Karin had been invited to a wedding in Australia. Excited, she began to plan what she would wear to the black tie event.
As she is blind and uses a guide dog, shopping for clothes can be difficult. After being ignored several times at her local shopping centre Karin went into the city in the hope of finding her dream dress. When shop assistants finally noticed her and after many ‘are you alright’ statements rather than ‘can I help you’ she managed to get several assistants in a variety of shops to listen to her request.
Each shop assistant invariably took her to the specials section, offered her unsuitable clothing, black skirts, dresses with zips up the back or simply did not understand she wanted something expensive and elegant. Frustrated, Karin returned to her local mall where a different shop assistant in an upmarket shop she had previously visited helped her find a beautiful dress.
Karin is convinced that many levels of discrimination were in evidence, particularly an assumption that it did not matter that she dressed nicely, but more importantly, that the shop assistants assumed that because she was blind she could not afford expensive garments.
Accessibility legislation could require education and training for the retail sector to help them treat disabled people with equality and dignity.

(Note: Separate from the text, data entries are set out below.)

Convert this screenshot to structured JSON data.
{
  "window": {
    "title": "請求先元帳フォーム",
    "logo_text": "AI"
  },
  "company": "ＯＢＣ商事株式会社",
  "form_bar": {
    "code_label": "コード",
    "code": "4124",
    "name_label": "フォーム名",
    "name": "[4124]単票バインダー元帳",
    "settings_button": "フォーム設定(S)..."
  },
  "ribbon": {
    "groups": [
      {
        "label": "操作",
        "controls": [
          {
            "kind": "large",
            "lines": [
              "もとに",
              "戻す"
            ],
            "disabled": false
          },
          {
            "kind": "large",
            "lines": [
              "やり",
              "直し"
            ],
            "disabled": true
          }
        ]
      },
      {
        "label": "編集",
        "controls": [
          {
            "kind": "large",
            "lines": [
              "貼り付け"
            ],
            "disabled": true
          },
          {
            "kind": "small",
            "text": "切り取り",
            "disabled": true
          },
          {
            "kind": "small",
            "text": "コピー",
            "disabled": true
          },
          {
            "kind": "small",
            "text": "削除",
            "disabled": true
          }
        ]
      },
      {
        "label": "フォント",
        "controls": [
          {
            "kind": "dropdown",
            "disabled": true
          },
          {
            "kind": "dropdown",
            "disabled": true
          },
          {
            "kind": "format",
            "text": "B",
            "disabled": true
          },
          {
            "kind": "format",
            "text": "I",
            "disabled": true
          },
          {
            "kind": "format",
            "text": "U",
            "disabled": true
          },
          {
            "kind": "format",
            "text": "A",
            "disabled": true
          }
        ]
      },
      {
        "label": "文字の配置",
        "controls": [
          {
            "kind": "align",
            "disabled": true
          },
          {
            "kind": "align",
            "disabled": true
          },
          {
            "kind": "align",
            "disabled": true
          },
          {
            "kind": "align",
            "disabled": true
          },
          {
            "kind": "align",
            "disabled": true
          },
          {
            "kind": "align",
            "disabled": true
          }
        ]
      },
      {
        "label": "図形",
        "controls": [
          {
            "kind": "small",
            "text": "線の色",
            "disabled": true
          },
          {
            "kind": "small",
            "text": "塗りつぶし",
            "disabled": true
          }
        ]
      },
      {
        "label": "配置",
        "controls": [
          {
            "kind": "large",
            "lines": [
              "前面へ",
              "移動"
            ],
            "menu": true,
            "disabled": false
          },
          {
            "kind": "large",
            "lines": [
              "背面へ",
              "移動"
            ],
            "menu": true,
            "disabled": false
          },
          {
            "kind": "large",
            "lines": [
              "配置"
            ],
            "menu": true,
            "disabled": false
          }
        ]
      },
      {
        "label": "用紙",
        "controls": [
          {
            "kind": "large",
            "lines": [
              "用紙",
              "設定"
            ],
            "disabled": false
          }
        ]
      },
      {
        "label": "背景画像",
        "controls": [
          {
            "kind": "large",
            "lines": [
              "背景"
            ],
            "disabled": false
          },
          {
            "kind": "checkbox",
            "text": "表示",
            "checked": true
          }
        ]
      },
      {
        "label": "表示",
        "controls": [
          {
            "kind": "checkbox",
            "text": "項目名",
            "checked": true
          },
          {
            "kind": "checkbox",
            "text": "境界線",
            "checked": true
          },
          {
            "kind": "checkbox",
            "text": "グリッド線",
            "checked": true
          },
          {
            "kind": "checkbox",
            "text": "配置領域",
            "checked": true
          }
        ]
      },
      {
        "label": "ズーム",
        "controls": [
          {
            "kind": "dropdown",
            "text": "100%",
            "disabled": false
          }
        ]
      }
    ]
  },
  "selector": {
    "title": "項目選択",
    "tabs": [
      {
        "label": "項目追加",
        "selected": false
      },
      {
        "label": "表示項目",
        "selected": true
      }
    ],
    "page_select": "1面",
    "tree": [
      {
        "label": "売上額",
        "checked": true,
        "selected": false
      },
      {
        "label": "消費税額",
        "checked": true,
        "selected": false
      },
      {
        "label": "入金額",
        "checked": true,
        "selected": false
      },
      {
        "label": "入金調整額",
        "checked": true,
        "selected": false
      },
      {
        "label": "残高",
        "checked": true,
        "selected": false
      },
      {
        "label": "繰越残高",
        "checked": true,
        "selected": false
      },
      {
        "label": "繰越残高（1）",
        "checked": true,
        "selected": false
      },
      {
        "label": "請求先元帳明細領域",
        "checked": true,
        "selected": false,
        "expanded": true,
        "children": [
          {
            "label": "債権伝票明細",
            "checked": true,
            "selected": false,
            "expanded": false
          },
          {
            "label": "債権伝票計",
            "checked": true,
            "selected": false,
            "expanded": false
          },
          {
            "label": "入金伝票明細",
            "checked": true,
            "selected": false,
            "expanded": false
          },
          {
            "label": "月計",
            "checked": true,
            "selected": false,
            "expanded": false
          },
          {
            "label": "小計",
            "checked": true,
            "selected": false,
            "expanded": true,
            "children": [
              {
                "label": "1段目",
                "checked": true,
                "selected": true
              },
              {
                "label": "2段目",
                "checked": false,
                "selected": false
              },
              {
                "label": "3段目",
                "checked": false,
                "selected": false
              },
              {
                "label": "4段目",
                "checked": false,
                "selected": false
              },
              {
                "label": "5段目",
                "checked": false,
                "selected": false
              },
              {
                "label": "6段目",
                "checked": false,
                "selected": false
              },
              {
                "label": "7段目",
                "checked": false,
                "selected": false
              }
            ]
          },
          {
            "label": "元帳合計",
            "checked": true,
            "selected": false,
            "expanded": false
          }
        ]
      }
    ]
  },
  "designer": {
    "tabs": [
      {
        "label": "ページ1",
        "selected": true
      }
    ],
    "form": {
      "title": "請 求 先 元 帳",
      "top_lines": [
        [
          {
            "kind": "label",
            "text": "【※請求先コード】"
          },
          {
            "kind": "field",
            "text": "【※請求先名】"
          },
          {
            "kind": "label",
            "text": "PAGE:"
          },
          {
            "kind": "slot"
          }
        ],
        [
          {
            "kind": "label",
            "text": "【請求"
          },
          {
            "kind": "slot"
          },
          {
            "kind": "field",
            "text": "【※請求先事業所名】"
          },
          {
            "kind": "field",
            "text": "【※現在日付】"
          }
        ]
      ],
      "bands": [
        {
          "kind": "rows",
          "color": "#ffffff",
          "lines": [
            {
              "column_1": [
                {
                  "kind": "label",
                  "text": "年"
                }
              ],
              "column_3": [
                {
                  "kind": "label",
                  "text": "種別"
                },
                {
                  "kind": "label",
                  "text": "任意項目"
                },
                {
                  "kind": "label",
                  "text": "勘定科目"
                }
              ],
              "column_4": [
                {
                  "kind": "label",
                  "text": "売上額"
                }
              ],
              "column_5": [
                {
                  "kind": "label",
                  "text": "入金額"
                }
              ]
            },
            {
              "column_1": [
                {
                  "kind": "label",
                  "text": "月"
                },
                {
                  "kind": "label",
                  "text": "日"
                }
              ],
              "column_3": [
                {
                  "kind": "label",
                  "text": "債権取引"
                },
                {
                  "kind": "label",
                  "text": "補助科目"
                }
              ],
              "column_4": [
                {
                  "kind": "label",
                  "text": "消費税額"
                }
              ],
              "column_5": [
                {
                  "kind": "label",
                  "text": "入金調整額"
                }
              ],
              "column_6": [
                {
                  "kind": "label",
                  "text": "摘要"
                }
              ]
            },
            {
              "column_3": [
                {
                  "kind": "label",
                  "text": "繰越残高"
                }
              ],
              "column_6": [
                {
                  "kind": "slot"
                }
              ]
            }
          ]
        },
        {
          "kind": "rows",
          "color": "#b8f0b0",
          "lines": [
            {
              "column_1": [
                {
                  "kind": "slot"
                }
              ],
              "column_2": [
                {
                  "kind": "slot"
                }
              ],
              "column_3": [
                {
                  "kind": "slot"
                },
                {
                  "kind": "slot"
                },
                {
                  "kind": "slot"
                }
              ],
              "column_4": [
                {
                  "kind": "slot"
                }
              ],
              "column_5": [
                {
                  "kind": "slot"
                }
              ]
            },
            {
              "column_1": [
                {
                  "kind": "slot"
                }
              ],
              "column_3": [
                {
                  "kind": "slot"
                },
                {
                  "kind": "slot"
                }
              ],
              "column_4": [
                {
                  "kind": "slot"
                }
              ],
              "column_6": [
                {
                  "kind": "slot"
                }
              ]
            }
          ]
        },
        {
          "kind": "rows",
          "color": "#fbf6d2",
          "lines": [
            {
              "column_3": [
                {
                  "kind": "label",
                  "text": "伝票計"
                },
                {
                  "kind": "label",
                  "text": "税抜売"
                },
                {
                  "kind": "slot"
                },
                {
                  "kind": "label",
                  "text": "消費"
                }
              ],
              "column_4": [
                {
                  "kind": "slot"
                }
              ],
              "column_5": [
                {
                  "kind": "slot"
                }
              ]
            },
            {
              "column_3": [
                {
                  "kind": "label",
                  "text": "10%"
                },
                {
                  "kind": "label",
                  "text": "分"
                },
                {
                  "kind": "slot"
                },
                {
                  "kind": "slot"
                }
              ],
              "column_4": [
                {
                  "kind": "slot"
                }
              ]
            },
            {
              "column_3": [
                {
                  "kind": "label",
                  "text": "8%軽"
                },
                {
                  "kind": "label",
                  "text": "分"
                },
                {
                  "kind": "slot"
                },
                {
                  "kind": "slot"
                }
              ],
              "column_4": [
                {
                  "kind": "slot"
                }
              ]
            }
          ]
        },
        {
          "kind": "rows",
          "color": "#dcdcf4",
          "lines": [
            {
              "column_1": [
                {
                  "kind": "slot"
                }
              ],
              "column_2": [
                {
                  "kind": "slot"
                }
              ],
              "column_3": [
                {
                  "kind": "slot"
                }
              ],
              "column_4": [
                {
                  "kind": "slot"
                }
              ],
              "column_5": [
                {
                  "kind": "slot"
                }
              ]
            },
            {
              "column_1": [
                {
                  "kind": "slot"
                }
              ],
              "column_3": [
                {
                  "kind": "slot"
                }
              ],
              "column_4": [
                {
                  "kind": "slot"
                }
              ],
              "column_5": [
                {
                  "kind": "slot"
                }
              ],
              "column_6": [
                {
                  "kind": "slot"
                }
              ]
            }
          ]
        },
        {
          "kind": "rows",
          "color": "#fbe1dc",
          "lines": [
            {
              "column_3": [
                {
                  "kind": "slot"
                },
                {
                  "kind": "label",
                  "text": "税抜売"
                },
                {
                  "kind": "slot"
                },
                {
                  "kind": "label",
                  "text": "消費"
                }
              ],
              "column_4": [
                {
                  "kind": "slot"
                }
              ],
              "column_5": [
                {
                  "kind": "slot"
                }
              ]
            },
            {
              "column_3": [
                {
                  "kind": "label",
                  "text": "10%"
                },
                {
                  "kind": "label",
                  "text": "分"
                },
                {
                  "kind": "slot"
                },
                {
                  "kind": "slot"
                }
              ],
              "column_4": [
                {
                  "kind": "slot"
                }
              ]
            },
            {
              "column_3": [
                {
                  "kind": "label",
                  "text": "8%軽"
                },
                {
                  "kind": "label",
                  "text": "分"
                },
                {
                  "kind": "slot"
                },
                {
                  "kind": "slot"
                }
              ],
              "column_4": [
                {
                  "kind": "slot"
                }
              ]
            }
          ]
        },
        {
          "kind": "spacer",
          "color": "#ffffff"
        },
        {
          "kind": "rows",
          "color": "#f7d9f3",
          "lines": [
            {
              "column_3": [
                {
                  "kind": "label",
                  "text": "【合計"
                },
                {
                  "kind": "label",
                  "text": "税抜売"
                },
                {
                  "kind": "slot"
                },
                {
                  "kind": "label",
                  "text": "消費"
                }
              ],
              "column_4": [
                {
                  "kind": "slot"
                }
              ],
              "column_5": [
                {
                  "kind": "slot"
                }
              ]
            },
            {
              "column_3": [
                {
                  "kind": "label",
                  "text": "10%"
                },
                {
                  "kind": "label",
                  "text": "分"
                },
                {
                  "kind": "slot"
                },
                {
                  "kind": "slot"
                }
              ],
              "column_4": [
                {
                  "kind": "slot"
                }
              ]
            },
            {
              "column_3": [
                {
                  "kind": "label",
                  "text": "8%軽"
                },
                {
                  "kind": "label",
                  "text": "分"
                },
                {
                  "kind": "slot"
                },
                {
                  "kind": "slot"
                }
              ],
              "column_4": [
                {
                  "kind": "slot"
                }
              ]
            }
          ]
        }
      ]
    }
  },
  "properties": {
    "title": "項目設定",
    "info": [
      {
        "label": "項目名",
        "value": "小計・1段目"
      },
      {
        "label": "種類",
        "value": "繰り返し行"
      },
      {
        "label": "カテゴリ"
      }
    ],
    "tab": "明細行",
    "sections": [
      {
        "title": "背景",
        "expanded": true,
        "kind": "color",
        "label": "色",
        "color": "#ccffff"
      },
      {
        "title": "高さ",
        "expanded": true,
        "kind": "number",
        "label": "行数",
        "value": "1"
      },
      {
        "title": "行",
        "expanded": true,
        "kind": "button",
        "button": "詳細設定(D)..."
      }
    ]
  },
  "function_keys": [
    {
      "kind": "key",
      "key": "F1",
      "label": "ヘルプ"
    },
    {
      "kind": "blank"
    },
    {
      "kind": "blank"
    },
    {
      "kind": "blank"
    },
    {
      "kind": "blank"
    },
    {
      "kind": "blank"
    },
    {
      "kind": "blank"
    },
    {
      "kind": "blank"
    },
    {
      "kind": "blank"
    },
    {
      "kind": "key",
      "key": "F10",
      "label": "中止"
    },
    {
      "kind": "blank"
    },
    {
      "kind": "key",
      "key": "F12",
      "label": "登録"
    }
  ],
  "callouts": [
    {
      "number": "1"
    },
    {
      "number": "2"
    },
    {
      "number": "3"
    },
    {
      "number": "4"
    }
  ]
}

This is my access story, it is one of many. I'm sharing it because I want a law that puts accessibility at the heart of an inclusive Aotearoa New Zealand.